--- Input ---

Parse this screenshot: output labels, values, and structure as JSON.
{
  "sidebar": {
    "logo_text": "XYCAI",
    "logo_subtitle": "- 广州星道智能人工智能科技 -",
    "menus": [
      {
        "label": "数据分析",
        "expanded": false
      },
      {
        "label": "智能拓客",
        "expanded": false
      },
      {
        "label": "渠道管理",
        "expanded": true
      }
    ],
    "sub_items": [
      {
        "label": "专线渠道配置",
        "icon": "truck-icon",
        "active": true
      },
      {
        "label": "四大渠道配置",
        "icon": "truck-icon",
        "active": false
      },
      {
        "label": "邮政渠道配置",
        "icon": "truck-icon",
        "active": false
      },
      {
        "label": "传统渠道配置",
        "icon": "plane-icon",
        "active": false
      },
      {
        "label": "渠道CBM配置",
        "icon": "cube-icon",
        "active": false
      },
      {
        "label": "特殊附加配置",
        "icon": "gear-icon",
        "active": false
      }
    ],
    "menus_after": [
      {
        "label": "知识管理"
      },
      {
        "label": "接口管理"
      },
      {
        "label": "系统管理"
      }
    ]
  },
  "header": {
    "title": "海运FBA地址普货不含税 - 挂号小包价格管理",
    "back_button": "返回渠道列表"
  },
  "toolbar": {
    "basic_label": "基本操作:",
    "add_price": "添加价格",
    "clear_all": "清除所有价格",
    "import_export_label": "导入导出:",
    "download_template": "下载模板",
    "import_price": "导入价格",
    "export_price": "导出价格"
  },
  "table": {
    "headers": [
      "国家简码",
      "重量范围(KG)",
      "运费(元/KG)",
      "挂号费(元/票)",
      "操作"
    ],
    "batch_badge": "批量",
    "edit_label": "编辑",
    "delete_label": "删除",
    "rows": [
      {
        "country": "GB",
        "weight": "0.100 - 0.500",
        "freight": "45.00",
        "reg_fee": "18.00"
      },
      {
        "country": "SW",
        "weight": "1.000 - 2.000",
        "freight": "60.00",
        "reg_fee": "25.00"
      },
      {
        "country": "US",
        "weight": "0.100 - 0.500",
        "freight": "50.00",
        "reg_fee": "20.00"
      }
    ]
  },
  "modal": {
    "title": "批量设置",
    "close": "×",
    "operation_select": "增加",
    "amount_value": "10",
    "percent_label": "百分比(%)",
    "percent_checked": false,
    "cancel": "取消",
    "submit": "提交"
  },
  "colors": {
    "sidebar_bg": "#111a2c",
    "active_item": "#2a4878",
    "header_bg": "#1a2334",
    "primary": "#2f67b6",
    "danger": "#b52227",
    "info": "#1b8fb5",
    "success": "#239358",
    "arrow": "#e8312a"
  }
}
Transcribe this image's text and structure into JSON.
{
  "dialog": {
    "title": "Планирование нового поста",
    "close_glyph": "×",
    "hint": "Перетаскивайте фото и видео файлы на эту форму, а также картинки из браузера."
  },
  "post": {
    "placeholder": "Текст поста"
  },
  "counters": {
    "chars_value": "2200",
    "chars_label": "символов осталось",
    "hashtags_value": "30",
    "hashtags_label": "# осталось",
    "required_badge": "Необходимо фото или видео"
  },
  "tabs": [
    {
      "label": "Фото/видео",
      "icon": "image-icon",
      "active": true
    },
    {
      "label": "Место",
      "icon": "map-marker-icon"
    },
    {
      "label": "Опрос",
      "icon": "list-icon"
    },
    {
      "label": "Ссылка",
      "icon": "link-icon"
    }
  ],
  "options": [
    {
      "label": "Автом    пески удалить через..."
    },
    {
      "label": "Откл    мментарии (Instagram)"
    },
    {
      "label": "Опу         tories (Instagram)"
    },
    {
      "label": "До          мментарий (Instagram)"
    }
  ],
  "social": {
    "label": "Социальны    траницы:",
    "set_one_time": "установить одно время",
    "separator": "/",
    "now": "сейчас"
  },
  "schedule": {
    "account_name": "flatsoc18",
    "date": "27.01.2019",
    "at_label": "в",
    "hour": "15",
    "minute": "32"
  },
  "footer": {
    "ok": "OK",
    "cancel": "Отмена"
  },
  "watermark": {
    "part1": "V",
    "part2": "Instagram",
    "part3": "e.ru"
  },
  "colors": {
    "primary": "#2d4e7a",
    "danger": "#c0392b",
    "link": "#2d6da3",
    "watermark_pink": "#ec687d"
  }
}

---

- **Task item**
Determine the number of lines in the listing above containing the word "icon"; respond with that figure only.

- **Exercise solution**
10